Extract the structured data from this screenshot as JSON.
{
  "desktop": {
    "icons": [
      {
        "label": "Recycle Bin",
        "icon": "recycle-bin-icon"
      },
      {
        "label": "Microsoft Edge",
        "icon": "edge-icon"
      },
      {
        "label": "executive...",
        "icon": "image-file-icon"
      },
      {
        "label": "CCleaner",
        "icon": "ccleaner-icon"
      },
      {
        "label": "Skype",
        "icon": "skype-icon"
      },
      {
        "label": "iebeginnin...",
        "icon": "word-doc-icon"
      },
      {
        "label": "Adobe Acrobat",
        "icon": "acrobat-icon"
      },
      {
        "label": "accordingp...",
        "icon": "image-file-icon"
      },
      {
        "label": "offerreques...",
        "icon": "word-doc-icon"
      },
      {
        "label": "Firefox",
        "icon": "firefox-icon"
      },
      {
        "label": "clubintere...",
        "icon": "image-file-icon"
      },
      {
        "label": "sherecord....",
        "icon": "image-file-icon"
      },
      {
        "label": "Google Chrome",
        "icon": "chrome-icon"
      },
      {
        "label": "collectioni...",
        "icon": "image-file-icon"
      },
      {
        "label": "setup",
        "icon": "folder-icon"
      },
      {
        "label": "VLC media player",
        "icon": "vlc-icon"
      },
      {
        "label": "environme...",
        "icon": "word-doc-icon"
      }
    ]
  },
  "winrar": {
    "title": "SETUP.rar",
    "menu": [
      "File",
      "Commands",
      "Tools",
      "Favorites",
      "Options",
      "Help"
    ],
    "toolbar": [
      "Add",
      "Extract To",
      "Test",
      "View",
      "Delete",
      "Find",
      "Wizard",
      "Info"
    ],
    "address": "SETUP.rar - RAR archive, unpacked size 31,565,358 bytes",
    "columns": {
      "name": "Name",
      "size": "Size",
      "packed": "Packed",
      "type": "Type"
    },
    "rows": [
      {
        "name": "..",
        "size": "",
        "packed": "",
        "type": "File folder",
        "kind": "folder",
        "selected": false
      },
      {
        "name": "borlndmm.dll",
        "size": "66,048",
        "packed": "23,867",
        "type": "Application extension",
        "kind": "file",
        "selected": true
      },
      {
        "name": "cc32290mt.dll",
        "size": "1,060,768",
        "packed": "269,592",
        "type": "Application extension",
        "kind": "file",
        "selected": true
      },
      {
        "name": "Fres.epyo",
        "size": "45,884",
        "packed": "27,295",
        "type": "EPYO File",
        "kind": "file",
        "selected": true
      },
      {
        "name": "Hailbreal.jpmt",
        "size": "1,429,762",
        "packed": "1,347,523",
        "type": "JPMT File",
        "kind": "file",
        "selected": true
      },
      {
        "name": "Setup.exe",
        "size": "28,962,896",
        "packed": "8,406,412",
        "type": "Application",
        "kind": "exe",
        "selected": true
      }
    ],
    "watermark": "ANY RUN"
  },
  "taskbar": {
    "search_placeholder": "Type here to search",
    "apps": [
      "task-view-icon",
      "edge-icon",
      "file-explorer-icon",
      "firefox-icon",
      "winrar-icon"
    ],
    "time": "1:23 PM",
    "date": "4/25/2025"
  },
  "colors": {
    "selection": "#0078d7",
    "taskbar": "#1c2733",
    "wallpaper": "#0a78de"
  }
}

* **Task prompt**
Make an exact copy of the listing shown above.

* **Answer section**
Extract the structured data from this screenshot as JSON.
{
  "desktop": {
    "icons": [
      {
        "label": "Recycle Bin",
        "icon": "recycle-bin-icon"
      },
      {
        "label": "Microsoft Edge",
        "icon": "edge-icon"
      },
      {
        "label": "executive...",
        "icon": "image-file-icon"
      },
      {
        "label": "CCleaner",
        "icon": "ccleaner-icon"
      },
      {
        "label": "Skype",
        "icon": "skype-icon"
      },
      {
        "label": "iebeginnin...",
        "icon": "word-doc-icon"
      },
      {
        "label": "Adobe Acrobat",
        "icon": "acrobat-icon"
      },
      {
        "label": "accordingp...",
        "icon": "image-file-icon"
      },
      {
        "label": "offerreques...",
        "icon": "word-doc-icon"
      },
      {
        "label": "Firefox",
        "icon": "firefox-icon"
      },
      {
        "label": "clubintere...",
        "icon": "image-file-icon"
      },
      {
        "label": "sherecord....",
        "icon": "image-file-icon"
      },
      {
        "label": "Google Chrome",
        "icon": "chrome-icon"
      },
      {
        "label": "collectioni...",
        "icon": "image-file-icon"
      },
      {
        "label": "setup",
        "icon": "folder-icon"
      },
      {
        "label": "VLC media player",
        "icon": "vlc-icon"
      },
      {
        "label": "environme...",
        "icon": "word-doc-icon"
      }
    ]
  },
  "winrar": {
    "title": "SETUP.rar",
    "menu": [
      "File",
      "Commands",
      "Tools",
      "Favorites",
      "Options",
      "Help"
    ],
    "toolbar": [
      "Add",
      "Extract To",
      "Test",
      "View",
      "Delete",
      "Find",
      "Wizard",
      "Info"
    ],
    "address": "SETUP.rar - RAR archive, unpacked size 31,565,358 bytes",
    "columns": {
      "name": "Name",
      "size": "Size",
      "packed": "Packed",
      "type": "Type"
    },
    "rows": [
      {
        "name": "..",
        "size": "",
        "packed": "",
        "type": "File folder",
        "kind": "folder",
        "selected": false
      },
      {
        "name": "borlndmm.dll",
        "size": "66,048",
        "packed": "23,867",
        "type": "Application extension",
        "kind": "file",
        "selected": true
      },
      {
        "name": "cc32290mt.dll",
        "size": "1,060,768",
        "packed": "269,592",
        "type": "Application extension",
        "kind": "file",
        "selected": true
      },
      {
        "name": "Fres.epyo",
        "size": "45,884",
        "packed": "27,295",
        "type": "EPYO File",
        "kind": "file",
        "selected": true
      },
      {
        "name": "Hailbreal.jpmt",
        "size": "1,429,762",
        "packed": "1,347,523",
        "type": "JPMT File",
        "kind": "file",
        "selected": true
      },
      {
        "name": "Setup.exe",
        "size": "28,962,896",
        "packed": "8,406,412",
        "type": "Application",
        "kind": "exe",
        "selected": true
      }
    ],
    "watermark": "ANY RUN"
  },
  "taskbar": {
    "search_placeholder": "Type here to search",
    "apps": [
      "task-view-icon",
      "edge-icon",
      "file-explorer-icon",
      "firefox-icon",
      "winrar-icon"
    ],
    "time": "1:23 PM",
    "date": "4/25/2025"
  },
  "colors": {
    "selection": "#0078d7",
    "taskbar": "#1c2733",
    "wallpaper": "#0a78de"
  }
}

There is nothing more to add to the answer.